A CONUNDRUM OF K’S: WILL MATT HARVEY’S POWER ARM HOLD UP?
Added by Jason Mast on May 9, 2013.
Matt Harvey is being compared to Dwight Gooden. Is that a good thing? (Brad Penner/USA TODAY)
Intermixed between the furor and euphoria of Matt Harvey’s run of dominance lays one overlooked April 29 start against the Miami Marlins. It was the New York Mets starters’ worst start of the year and not particularly noteworthy (few Miami games are) as he lasted only 5.1 innings despite throwing 121 pitches.
Overlooked, however, on that night was Twitter, or rather the Twitter account of one particular fan keeping a close watch and an online ‘K’ count for Harvey’s start. Doc Gooden, it seems, has taken a keen interest into the man destined to fill his shoes.
It seems premature, almost heretical, to compare Matt Harvey, an inexperienced starter who has less major league service time than the sophomoric Bryce Harper, to a player who’s 1985 campaign ranks as the third best pitching season by WAR since 1900, yet the stats show that Harvey has actually been better. Through seven starts, Harvey has posted more strikeouts, fewer hits, and a lower ERA than Gooden over that same stretch.
While Harvey’s minor league numbers can’t compare to Doc’s (Dwight struck out 300 as an 18 year old), they were both high level draft picks and each posted sub-3.00 ERA’s in their rookie seasons. Perhaps more telling is Dwight’s own statements, calling Harvey, “Better than advertised,” posting strikeout counts for every start (a homage to when fans would do the same for Doc’s starts in the 1980s) and attempting to nickname him, “The Real Deal.” Ken Rosenthal joined in the praise, reporting that scouts were calling Harvey’s fastball Gooden-Esque.
Sadly, Doctor K may also serve as a cautionary tale. After unanimously winning the Cy Young in 1985, the “K’s” fell off and he never finished in the top three again, having only been able to top 200 strikeouts once more in his career. By the ripe old age of 29, Gooden ceased to even be a serviceable major league pitcher. As great as the excitement over Harvey’s electric stuff is (And it is downright filthy), our enthusiasm must be tempered by the knowledge that Gooden’s story is not unique.
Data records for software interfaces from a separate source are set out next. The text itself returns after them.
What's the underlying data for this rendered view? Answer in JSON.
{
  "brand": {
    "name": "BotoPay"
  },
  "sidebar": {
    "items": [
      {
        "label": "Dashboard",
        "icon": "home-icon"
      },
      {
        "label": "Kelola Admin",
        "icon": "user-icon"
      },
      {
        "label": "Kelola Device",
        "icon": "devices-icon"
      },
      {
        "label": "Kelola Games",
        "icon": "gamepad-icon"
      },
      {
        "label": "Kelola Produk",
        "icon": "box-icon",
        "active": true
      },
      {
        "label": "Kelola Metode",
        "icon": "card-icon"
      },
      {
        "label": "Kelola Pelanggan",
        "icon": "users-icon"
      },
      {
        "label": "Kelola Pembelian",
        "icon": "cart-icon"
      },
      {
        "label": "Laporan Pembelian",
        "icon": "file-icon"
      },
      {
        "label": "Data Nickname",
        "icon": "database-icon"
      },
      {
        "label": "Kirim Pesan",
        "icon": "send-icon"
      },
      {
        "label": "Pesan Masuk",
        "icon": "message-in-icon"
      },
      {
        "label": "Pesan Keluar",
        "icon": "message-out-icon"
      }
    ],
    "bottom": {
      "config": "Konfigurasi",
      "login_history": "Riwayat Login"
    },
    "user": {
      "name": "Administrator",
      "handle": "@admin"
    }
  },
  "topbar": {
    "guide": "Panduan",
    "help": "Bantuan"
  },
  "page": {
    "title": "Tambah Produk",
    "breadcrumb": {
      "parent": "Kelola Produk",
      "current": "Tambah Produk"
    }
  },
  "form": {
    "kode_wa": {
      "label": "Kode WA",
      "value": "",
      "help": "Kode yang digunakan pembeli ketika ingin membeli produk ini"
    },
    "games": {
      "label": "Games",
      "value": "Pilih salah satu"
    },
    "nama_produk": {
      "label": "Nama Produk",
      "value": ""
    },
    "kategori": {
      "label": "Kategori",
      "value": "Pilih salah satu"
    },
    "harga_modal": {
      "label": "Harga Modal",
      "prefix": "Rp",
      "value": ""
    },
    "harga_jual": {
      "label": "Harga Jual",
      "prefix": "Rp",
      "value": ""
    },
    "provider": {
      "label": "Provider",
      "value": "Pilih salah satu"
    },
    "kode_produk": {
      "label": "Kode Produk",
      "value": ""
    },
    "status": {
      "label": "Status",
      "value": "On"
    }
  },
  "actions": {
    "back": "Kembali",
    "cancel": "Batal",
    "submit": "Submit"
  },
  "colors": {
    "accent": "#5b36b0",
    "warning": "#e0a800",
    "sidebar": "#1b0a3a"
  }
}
In 2010, Ubaldo Jimenez was on top of the world, throwing the hardest fastball in the majors and running an ERA below 1.00 into June, while Tim Lincecum, coming off consecutive Cy Young awards, struck out 230 batters with a mid-90′s heater. Last year they each led their league in losses and this season both are in danger of being evicted from the rotation, unable to crack the low 90′s with even their greatest effort.
Matt Harvey is a phenomenon, the most explosive and dominant pitcher to hit Flushing since Dwight Gooden and every Mets fan will be holding fast to their seat for each 98 MPH pitch he has left, but don’t be surprised if your not sitting for long.